◆ TASK GOAL ◆
All the entries need to be quoted exactly, apart from the pictures, which you should drop.

◆ DATA ◆
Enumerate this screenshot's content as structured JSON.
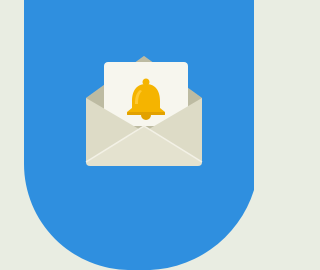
{
  "illustration": {
    "icon": "envelope-notification-bell",
    "colors": {
      "page_background": "#e9ede2",
      "banner": "#2f8fdf",
      "envelope_back": "#c8c6ad",
      "envelope_inside_shadow": "#bdbba2",
      "envelope_front": "#ebe9d8",
      "envelope_fold_dark": "#dddbc6",
      "envelope_fold_light": "#e4e2cf",
      "envelope_fold_lines": "#f3f1e6",
      "letter": "#f7f6ee",
      "bell": "#f5b400",
      "bell_highlight": "#ffc933",
      "bell_shadow": "#e2a100"
    }
  }
}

◆ OUTPUT FOR THIS EXERCISE ◆
Enumerate this screenshot's content as structured JSON.
{
  "illustration": {
    "icon": "envelope-notification-bell",
    "colors": {
      "page_background": "#e9ede2",
      "banner": "#2f8fdf",
      "envelope_back": "#c8c6ad",
      "envelope_inside_shadow": "#bdbba2",
      "envelope_front": "#ebe9d8",
      "envelope_fold_dark": "#dddbc6",
      "envelope_fold_light": "#e4e2cf",
      "envelope_fold_lines": "#f3f1e6",
      "letter": "#f7f6ee",
      "bell": "#f5b400",
      "bell_highlight": "#ffc933",
      "bell_shadow": "#e2a100"
    }
  }
}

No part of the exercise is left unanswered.